● **EXERCISE AIM**: Each line in the entries that has the word "DEMONSTRACAO" has to be copied.

※ ※ ※

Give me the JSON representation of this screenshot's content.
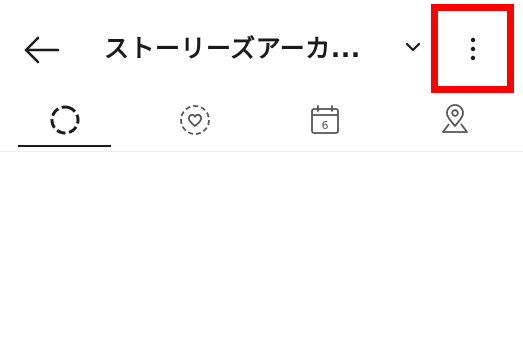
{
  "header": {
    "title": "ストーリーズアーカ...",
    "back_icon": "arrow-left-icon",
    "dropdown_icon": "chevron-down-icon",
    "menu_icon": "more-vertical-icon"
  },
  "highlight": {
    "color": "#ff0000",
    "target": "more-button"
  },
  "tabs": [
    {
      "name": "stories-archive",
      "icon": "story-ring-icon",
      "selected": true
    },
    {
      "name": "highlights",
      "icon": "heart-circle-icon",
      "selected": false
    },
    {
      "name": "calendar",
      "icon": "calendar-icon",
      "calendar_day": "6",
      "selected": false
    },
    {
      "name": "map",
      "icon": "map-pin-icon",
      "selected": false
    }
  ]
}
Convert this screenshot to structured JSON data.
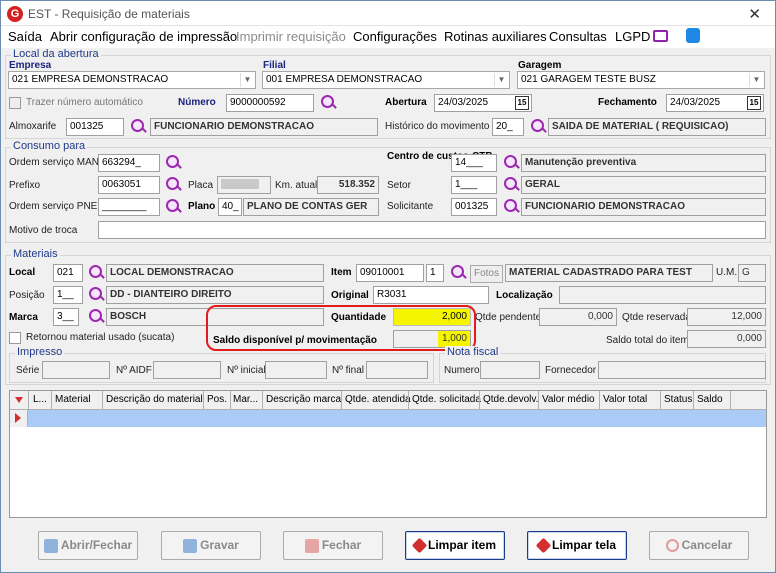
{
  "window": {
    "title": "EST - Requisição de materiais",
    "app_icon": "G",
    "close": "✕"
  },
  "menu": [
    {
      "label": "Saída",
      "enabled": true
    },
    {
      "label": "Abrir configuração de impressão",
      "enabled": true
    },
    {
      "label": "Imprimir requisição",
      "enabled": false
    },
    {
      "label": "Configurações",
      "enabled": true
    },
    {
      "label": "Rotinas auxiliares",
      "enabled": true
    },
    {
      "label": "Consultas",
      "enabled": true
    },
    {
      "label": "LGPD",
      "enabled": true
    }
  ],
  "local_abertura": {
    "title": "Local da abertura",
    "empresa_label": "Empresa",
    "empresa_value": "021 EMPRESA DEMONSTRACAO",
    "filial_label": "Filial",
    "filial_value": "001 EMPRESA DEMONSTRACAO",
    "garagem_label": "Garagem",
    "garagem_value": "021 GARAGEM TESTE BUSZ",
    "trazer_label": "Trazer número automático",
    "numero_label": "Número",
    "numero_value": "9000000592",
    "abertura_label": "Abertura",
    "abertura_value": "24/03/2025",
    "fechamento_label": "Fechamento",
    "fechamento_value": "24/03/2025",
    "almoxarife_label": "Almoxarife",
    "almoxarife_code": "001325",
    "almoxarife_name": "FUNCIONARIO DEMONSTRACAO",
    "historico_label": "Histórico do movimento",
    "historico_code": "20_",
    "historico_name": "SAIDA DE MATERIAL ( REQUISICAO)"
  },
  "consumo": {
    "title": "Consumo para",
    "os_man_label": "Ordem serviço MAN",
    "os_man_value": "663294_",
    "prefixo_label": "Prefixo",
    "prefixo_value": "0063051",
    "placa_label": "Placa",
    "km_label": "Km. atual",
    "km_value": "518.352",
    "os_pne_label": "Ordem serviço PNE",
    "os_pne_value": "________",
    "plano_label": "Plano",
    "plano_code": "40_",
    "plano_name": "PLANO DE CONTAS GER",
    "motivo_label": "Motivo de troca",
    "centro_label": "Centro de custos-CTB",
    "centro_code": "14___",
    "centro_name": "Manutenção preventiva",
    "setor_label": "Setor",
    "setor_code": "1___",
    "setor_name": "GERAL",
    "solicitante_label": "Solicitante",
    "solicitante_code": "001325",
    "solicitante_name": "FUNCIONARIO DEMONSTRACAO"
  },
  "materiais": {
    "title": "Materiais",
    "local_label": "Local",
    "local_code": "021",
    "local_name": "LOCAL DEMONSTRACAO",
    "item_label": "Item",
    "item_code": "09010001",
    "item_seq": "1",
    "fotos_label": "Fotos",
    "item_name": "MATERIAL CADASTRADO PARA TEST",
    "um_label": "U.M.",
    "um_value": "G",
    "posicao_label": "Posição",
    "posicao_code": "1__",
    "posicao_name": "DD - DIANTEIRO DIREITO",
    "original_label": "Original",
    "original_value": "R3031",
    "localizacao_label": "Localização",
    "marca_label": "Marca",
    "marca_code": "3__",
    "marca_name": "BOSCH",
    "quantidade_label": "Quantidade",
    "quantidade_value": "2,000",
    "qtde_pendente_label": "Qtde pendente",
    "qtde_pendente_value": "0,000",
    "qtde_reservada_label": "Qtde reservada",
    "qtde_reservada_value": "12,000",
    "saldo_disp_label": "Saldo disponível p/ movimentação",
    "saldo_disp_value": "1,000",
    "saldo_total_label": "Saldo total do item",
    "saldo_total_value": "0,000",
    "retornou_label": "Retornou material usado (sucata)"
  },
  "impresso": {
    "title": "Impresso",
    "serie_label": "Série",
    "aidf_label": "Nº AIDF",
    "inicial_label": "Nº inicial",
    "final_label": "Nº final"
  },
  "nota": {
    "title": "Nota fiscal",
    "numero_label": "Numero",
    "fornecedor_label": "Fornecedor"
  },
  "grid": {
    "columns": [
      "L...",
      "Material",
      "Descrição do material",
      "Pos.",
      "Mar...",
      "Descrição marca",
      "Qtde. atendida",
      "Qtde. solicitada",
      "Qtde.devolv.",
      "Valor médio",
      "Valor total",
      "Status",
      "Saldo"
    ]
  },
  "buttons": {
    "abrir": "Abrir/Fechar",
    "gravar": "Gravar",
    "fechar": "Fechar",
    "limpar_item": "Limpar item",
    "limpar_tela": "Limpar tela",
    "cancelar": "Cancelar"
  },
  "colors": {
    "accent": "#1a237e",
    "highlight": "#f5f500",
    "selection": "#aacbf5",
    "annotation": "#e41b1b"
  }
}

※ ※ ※

● **EXERCISE ANSWER**:
    "empresa_value": "021 EMPRESA DEMONSTRACAO",
    "filial_value": "001 EMPRESA DEMONSTRACAO",
    "almoxarife_name": "FUNCIONARIO DEMONSTRACAO",
    "solicitante_name": "FUNCIONARIO DEMONSTRACAO"
    "local_name": "LOCAL DEMONSTRACAO",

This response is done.